▶ WHAT IS NEEDED
Repeat the entries shown below with every word and mark intact.

++++++++++++++++++++

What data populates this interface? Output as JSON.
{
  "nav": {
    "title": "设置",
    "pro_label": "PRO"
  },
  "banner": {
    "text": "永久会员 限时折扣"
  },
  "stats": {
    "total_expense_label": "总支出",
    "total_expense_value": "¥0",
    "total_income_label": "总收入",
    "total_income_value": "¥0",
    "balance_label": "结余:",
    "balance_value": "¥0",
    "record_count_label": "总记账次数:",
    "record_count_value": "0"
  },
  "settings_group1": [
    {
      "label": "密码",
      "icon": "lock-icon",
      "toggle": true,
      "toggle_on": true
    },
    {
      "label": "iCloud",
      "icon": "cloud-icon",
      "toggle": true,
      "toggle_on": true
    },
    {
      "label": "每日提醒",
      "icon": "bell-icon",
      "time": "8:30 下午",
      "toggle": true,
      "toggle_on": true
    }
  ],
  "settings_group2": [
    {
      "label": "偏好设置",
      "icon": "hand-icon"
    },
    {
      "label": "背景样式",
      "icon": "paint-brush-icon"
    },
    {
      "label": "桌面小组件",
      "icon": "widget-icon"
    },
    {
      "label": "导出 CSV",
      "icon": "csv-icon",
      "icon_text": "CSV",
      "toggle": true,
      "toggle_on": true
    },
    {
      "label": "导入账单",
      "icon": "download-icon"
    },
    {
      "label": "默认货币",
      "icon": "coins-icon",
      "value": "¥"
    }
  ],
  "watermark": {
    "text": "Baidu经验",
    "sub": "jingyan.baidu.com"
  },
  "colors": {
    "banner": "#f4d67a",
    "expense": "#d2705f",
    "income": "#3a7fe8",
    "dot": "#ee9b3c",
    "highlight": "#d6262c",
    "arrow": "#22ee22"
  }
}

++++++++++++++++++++

▶ TASK RESULT
What data populates this interface? Output as JSON.
{
  "nav": {
    "title": "设置",
    "pro_label": "PRO"
  },
  "banner": {
    "text": "永久会员 限时折扣"
  },
  "stats": {
    "total_expense_label": "总支出",
    "total_expense_value": "¥0",
    "total_income_label": "总收入",
    "total_income_value": "¥0",
    "balance_label": "结余:",
    "balance_value": "¥0",
    "record_count_label": "总记账次数:",
    "record_count_value": "0"
  },
  "settings_group1": [
    {
      "label": "密码",
      "icon": "lock-icon",
      "toggle": true,
      "toggle_on": true
    },
    {
      "label": "iCloud",
      "icon": "cloud-icon",
      "toggle": true,
      "toggle_on": true
    },
    {
      "label": "每日提醒",
      "icon": "bell-icon",
      "time": "8:30 下午",
      "toggle": true,
      "toggle_on": true
    }
  ],
  "settings_group2": [
    {
      "label": "偏好设置",
      "icon": "hand-icon"
    },
    {
      "label": "背景样式",
      "icon": "paint-brush-icon"
    },
    {
      "label": "桌面小组件",
      "icon": "widget-icon"
    },
    {
      "label": "导出 CSV",
      "icon": "csv-icon",
      "icon_text": "CSV",
      "toggle": true,
      "toggle_on": true
    },
    {
      "label": "导入账单",
      "icon": "download-icon"
    },
    {
      "label": "默认货币",
      "icon": "coins-icon",
      "value": "¥"
    }
  ],
  "watermark": {
    "text": "Baidu经验",
    "sub": "jingyan.baidu.com"
  },
  "colors": {
    "banner": "#f4d67a",
    "expense": "#d2705f",
    "income": "#3a7fe8",
    "dot": "#ee9b3c",
    "highlight": "#d6262c",
    "arrow": "#22ee22"
  }
}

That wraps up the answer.